## Task objective
Extract each line of the data and write it out again exactly.

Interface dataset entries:
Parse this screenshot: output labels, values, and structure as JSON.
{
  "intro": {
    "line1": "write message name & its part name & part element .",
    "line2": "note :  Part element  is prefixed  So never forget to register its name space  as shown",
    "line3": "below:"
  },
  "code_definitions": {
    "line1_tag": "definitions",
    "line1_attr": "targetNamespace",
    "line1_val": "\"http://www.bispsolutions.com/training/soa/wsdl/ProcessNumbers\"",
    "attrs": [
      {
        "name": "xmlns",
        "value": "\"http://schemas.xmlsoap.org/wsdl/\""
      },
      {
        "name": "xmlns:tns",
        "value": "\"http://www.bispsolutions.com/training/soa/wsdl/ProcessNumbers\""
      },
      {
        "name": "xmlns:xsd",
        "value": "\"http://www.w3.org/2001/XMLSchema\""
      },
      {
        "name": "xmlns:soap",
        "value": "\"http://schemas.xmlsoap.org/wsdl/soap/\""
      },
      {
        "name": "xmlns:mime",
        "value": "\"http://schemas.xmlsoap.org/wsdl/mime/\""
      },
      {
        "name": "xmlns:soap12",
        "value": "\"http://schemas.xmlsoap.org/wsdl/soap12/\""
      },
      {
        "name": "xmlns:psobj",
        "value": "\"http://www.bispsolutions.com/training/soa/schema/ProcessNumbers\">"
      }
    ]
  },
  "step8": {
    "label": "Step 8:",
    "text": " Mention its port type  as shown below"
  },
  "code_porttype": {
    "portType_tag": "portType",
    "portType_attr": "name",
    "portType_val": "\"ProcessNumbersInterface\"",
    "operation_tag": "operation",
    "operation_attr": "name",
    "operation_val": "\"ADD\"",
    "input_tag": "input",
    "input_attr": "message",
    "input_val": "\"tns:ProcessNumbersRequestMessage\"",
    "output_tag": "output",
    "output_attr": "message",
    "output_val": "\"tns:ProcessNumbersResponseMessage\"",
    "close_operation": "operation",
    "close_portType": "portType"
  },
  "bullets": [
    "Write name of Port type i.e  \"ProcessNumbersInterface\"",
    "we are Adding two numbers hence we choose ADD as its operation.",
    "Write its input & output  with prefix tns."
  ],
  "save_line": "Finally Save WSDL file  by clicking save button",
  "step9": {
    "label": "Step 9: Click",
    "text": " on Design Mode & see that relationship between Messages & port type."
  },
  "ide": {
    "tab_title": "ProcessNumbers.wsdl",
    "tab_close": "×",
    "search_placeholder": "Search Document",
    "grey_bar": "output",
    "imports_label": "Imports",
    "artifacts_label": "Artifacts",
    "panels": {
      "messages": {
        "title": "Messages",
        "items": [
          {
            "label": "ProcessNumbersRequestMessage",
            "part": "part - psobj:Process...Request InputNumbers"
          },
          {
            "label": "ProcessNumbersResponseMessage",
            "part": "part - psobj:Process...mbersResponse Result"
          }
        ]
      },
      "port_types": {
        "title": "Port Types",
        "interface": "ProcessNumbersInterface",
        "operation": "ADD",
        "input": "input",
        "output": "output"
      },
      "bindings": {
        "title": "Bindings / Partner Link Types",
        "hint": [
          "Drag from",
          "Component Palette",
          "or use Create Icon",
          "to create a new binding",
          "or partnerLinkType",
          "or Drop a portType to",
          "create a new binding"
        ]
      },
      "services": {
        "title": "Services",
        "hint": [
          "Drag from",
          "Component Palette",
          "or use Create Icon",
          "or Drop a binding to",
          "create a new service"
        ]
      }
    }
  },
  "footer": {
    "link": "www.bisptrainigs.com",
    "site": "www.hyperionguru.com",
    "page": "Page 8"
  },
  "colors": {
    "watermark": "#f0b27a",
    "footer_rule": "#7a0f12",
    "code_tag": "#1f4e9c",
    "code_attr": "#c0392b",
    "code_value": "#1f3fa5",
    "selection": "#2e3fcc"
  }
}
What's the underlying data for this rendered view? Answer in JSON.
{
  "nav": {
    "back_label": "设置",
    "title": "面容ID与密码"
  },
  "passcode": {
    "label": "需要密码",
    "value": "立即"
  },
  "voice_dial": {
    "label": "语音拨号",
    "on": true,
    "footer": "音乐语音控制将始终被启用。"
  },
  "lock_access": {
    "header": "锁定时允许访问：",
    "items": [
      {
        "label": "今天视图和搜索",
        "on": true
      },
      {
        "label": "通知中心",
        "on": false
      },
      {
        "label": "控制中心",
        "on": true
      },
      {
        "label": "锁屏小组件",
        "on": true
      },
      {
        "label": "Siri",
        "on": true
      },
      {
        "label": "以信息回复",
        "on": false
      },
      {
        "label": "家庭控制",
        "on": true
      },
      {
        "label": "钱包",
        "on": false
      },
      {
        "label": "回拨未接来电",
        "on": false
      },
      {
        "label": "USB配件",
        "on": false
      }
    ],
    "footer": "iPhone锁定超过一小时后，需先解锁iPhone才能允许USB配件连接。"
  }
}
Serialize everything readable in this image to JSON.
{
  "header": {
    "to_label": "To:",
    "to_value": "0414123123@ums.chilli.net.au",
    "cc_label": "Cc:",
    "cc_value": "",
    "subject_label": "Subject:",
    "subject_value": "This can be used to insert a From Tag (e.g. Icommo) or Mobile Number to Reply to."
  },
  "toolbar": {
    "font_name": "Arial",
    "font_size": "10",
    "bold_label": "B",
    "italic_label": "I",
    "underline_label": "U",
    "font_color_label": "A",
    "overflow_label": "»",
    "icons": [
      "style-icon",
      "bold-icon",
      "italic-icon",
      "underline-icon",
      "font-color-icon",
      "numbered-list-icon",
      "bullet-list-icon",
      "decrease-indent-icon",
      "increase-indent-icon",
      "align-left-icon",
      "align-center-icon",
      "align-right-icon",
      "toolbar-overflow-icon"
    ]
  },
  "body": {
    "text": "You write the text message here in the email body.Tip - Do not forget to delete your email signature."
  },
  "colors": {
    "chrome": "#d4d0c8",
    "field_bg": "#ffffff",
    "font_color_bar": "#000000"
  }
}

## Exercise response
Parse this screenshot: output labels, values, and structure as JSON.
{
  "intro": {
    "line1": "write message name & its part name & part element .",
    "line2": "note :  Part element  is prefixed  So never forget to register its name space  as shown",
    "line3": "below:"
  },
  "code_definitions": {
    "line1_tag": "definitions",
    "line1_attr": "targetNamespace",
    "line1_val": "\"http://www.bispsolutions.com/training/soa/wsdl/ProcessNumbers\"",
    "attrs": [
      {
        "name": "xmlns",
        "value": "\"http://schemas.xmlsoap.org/wsdl/\""
      },
      {
        "name": "xmlns:tns",
        "value": "\"http://www.bispsolutions.com/training/soa/wsdl/ProcessNumbers\""
      },
      {
        "name": "xmlns:xsd",
        "value": "\"http://www.w3.org/2001/XMLSchema\""
      },
      {
        "name": "xmlns:soap",
        "value": "\"http://schemas.xmlsoap.org/wsdl/soap/\""
      },
      {
        "name": "xmlns:mime",
        "value": "\"http://schemas.xmlsoap.org/wsdl/mime/\""
      },
      {
        "name": "xmlns:soap12",
        "value": "\"http://schemas.xmlsoap.org/wsdl/soap12/\""
      },
      {
        "name": "xmlns:psobj",
        "value": "\"http://www.bispsolutions.com/training/soa/schema/ProcessNumbers\">"
      }
    ]
  },
  "step8": {
    "label": "Step 8:",
    "text": " Mention its port type  as shown below"
  },
  "code_porttype": {
    "portType_tag": "portType",
    "portType_attr": "name",
    "portType_val": "\"ProcessNumbersInterface\"",
    "operation_tag": "operation",
    "operation_attr": "name",
    "operation_val": "\"ADD\"",
    "input_tag": "input",
    "input_attr": "message",
    "input_val": "\"tns:ProcessNumbersRequestMessage\"",
    "output_tag": "output",
    "output_attr": "message",
    "output_val": "\"tns:ProcessNumbersResponseMessage\"",
    "close_operation": "operation",
    "close_portType": "portType"
  },
  "bullets": [
    "Write name of Port type i.e  \"ProcessNumbersInterface\"",
    "we are Adding two numbers hence we choose ADD as its operation.",
    "Write its input & output  with prefix tns."
  ],
  "save_line": "Finally Save WSDL file  by clicking save button",
  "step9": {
    "label": "Step 9: Click",
    "text": " on Design Mode & see that relationship between Messages & port type."
  },
  "ide": {
    "tab_title": "ProcessNumbers.wsdl",
    "tab_close": "×",
    "search_placeholder": "Search Document",
    "grey_bar": "output",
    "imports_label": "Imports",
    "artifacts_label": "Artifacts",
    "panels": {
      "messages": {
        "title": "Messages",
        "items": [
          {
            "label": "ProcessNumbersRequestMessage",
            "part": "part - psobj:Process...Request InputNumbers"
          },
          {
            "label": "ProcessNumbersResponseMessage",
            "part": "part - psobj:Process...mbersResponse Result"
          }
        ]
      },
      "port_types": {
        "title": "Port Types",
        "interface": "ProcessNumbersInterface",
        "operation": "ADD",
        "input": "input",
        "output": "output"
      },
      "bindings": {
        "title": "Bindings / Partner Link Types",
        "hint": [
          "Drag from",
          "Component Palette",
          "or use Create Icon",
          "to create a new binding",
          "or partnerLinkType",
          "or Drop a portType to",
          "create a new binding"
        ]
      },
      "services": {
        "title": "Services",
        "hint": [
          "Drag from",
          "Component Palette",
          "or use Create Icon",
          "or Drop a binding to",
          "create a new service"
        ]
      }
    }
  },
  "footer": {
    "link": "www.bisptrainigs.com",
    "site": "www.hyperionguru.com",
    "page": "Page 8"
  },
  "colors": {
    "watermark": "#f0b27a",
    "footer_rule": "#7a0f12",
    "code_tag": "#1f4e9c",
    "code_attr": "#c0392b",
    "code_value": "#1f3fa5",
    "selection": "#2e3fcc"
  }
}
What's the underlying data for this rendered view? Answer in JSON.
{
  "nav": {
    "back_label": "设置",
    "title": "面容ID与密码"
  },
  "passcode": {
    "label": "需要密码",
    "value": "立即"
  },
  "voice_dial": {
    "label": "语音拨号",
    "on": true,
    "footer": "音乐语音控制将始终被启用。"
  },
  "lock_access": {
    "header": "锁定时允许访问：",
    "items": [
      {
        "label": "今天视图和搜索",
        "on": true
      },
      {
        "label": "通知中心",
        "on": false
      },
      {
        "label": "控制中心",
        "on": true
      },
      {
        "label": "锁屏小组件",
        "on": true
      },
      {
        "label": "Siri",
        "on": true
      },
      {
        "label": "以信息回复",
        "on": false
      },
      {
        "label": "家庭控制",
        "on": true
      },
      {
        "label": "钱包",
        "on": false
      },
      {
        "label": "回拨未接来电",
        "on": false
      },
      {
        "label": "USB配件",
        "on": false
      }
    ],
    "footer": "iPhone锁定超过一小时后，需先解锁iPhone才能允许USB配件连接。"
  }
}
Serialize everything readable in this image to JSON.
{
  "header": {
    "to_label": "To:",
    "to_value": "0414123123@ums.chilli.net.au",
    "cc_label": "Cc:",
    "cc_value": "",
    "subject_label": "Subject:",
    "subject_value": "This can be used to insert a From Tag (e.g. Icommo) or Mobile Number to Reply to."
  },
  "toolbar": {
    "font_name": "Arial",
    "font_size": "10",
    "bold_label": "B",
    "italic_label": "I",
    "underline_label": "U",
    "font_color_label": "A",
    "overflow_label": "»",
    "icons": [
      "style-icon",
      "bold-icon",
      "italic-icon",
      "underline-icon",
      "font-color-icon",
      "numbered-list-icon",
      "bullet-list-icon",
      "decrease-indent-icon",
      "increase-indent-icon",
      "align-left-icon",
      "align-center-icon",
      "align-right-icon",
      "toolbar-overflow-icon"
    ]
  },
  "body": {
    "text": "You write the text message here in the email body.Tip - Do not forget to delete your email signature."
  },
  "colors": {
    "chrome": "#d4d0c8",
    "field_bg": "#ffffff",
    "font_color_bar": "#000000"
  }
}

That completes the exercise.